U.S. Classification709/227
International ClassificationG06F15/16, H04L9/32, H04L29/12, H04L29/06
Cooperative ClassificationH04L69/161, H04L69/16, H04L63/0236, H04L61/2015, H04L63/1466
European ClassificationH04L29/06J3, H04L63/02B1, H04L63/14D4, H04L61/20A1
Legal Events
DateCodeEventDescription
Sep 24, 2013RFReissue application filed
Effective date: 20130808
Sep 25, 2012CCCertificate of correction
Apr 26, 2006ASAssignment
Owner name: TELEFONAKTIEBOLAGET LM ERICSSON (PUBL), SWEDEN
Free format text: ASSIGNMENT OF ASSIGNORS INTEREST;ASSIGNORS:NESZ, PETER;JOHANSSON, THOMAS;JUHL, MICHAEL;REEL/FRAME:017528/0788;SIGNING DATES FROM 20050411 TO 20050418

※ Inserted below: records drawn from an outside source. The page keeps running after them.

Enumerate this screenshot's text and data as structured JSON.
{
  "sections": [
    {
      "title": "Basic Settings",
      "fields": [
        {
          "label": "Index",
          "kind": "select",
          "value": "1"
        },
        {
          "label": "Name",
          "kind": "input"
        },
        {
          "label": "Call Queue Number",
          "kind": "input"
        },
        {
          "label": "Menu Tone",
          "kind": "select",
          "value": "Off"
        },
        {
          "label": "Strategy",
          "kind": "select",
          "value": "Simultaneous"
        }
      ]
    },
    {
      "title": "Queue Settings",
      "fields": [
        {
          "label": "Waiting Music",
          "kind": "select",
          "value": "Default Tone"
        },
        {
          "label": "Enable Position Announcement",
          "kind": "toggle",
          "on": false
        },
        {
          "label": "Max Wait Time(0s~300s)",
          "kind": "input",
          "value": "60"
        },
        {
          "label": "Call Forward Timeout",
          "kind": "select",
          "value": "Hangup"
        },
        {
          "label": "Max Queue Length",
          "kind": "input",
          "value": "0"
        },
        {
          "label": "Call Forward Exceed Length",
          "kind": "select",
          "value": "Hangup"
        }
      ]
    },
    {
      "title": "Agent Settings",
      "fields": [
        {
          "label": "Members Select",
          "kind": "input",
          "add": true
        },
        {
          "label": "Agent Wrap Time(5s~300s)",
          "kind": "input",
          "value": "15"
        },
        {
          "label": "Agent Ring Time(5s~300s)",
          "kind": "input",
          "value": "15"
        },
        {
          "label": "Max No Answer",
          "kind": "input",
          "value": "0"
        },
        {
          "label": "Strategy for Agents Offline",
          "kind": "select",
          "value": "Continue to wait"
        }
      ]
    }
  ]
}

Free format text: ASSIGNMENT OF ASSIGNORS INTEREST;ASSIGNORS:NESZ, PETER;JOHANSSON, THOMAS;JUHL, MICHAEL;SIGNING DATES FROM 20050411 TO 20050418;REEL/FRAME:017528/0788